…how a landscape’s deep structures bear shapingly upon its surface textures – and how vital a sense of place is to our dreams, our visions, and the quiet practices of everyday life.
From the foreword by Robert Macfarlane (author of The Old Ways, Landmarks, Mountains of the Mind and The Wild Places)
Starting 145 million years ago, the geology of the natural landscape provides the context for Reading’s historical development. This book tells the town’s story in terms of its location at the junction of the rivers Thames and Kennet, its landform and the living requirements of its prehistoric inhabitants, medieval communities and industrial forebears. Did you know that Reading’s name is probably derived from ‘the place of the people of the red one’, an Anglo-Saxon settlement for which no physical trace remains?
Reading is a special place where multiple migrations, invasions, battles, plagues, wars, tragedies, songs, writings, artistic works, dogmas, festivities, industries, technologies and ideas have shaped both its people and the fabric of the town. Be a part of writing its next chapter by understanding its past.
Order your copy of Reading: The Place of the People of the Red One.
Consider also, Bizarre Berkshire: An A-Z GUIDE to weird things in Berkshire, also by Duncan Mackay.
Duncan Mackay is a former winner of the Henry Ford European Conservation Award for Heritage and former editor of the Twyford and Ruscombe Local History Society magazine. He has worked as Director of the South East region of the Countryside Agency; Environmental Manager for Berkshire County Council; and Deputy Secretary of the Commons, Open Spaces and Footpaths Preservation Society.

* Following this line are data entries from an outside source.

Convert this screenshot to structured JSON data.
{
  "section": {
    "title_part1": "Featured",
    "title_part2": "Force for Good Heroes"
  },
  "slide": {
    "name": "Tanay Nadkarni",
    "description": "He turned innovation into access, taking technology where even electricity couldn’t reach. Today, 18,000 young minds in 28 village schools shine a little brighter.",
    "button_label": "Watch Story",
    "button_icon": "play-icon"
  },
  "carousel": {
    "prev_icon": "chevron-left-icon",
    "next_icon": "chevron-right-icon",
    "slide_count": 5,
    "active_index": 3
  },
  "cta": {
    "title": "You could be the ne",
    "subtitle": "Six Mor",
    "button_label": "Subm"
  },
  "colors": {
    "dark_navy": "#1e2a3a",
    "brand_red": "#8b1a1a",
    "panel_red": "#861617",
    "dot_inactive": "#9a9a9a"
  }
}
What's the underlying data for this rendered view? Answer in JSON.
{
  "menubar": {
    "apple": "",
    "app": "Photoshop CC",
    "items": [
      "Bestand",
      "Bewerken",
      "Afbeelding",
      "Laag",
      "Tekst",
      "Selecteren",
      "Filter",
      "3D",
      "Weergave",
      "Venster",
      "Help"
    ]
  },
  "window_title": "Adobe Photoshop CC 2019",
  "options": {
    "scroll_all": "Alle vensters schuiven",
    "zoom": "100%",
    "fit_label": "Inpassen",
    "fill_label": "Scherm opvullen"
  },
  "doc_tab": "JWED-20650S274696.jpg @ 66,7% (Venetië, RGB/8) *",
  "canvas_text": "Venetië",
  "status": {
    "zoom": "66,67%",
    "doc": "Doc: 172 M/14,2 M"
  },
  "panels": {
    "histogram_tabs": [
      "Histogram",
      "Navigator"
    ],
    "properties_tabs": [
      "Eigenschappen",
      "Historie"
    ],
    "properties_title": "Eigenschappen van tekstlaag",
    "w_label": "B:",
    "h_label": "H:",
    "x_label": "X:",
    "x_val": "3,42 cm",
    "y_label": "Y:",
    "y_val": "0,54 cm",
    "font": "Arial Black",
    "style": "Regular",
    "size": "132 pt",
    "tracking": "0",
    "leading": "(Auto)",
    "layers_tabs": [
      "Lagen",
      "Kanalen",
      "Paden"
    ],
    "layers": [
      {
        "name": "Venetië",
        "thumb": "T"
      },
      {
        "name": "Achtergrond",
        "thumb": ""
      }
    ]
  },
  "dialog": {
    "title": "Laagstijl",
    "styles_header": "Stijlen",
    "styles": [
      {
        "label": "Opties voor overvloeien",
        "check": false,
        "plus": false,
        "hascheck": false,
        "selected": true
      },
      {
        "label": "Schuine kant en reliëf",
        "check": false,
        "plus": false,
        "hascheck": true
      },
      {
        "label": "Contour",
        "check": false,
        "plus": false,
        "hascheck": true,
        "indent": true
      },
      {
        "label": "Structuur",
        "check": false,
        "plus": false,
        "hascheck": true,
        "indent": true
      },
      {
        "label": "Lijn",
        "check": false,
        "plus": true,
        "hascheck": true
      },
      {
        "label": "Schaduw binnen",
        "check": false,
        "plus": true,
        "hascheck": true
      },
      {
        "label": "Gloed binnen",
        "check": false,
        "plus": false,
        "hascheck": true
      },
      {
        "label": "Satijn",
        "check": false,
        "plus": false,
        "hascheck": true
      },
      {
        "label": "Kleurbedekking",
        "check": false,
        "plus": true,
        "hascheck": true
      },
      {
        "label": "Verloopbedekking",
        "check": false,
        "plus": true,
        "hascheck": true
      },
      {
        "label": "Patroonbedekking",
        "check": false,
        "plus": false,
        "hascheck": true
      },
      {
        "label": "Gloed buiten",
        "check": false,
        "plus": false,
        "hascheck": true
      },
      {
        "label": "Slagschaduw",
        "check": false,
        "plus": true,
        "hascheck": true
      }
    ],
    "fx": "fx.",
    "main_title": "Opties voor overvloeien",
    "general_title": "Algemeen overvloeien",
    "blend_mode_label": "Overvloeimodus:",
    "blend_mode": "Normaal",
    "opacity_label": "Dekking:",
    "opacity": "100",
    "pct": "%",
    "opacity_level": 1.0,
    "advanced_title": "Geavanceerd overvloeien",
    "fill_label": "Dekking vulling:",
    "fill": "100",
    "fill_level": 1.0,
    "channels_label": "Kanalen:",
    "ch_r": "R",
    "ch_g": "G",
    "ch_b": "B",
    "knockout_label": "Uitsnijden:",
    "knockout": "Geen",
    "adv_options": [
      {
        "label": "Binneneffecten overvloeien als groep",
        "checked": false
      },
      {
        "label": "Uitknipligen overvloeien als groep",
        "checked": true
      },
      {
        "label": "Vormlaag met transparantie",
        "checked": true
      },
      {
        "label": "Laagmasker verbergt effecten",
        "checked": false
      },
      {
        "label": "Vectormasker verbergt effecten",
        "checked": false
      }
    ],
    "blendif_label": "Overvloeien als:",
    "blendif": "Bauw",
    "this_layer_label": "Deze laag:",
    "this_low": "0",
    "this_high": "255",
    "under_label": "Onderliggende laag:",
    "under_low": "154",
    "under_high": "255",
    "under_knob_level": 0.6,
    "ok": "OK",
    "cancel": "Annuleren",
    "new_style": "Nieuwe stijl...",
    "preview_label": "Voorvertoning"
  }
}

He has written 5 books and contributed to others including England in Particular and Bastions of Berkshire.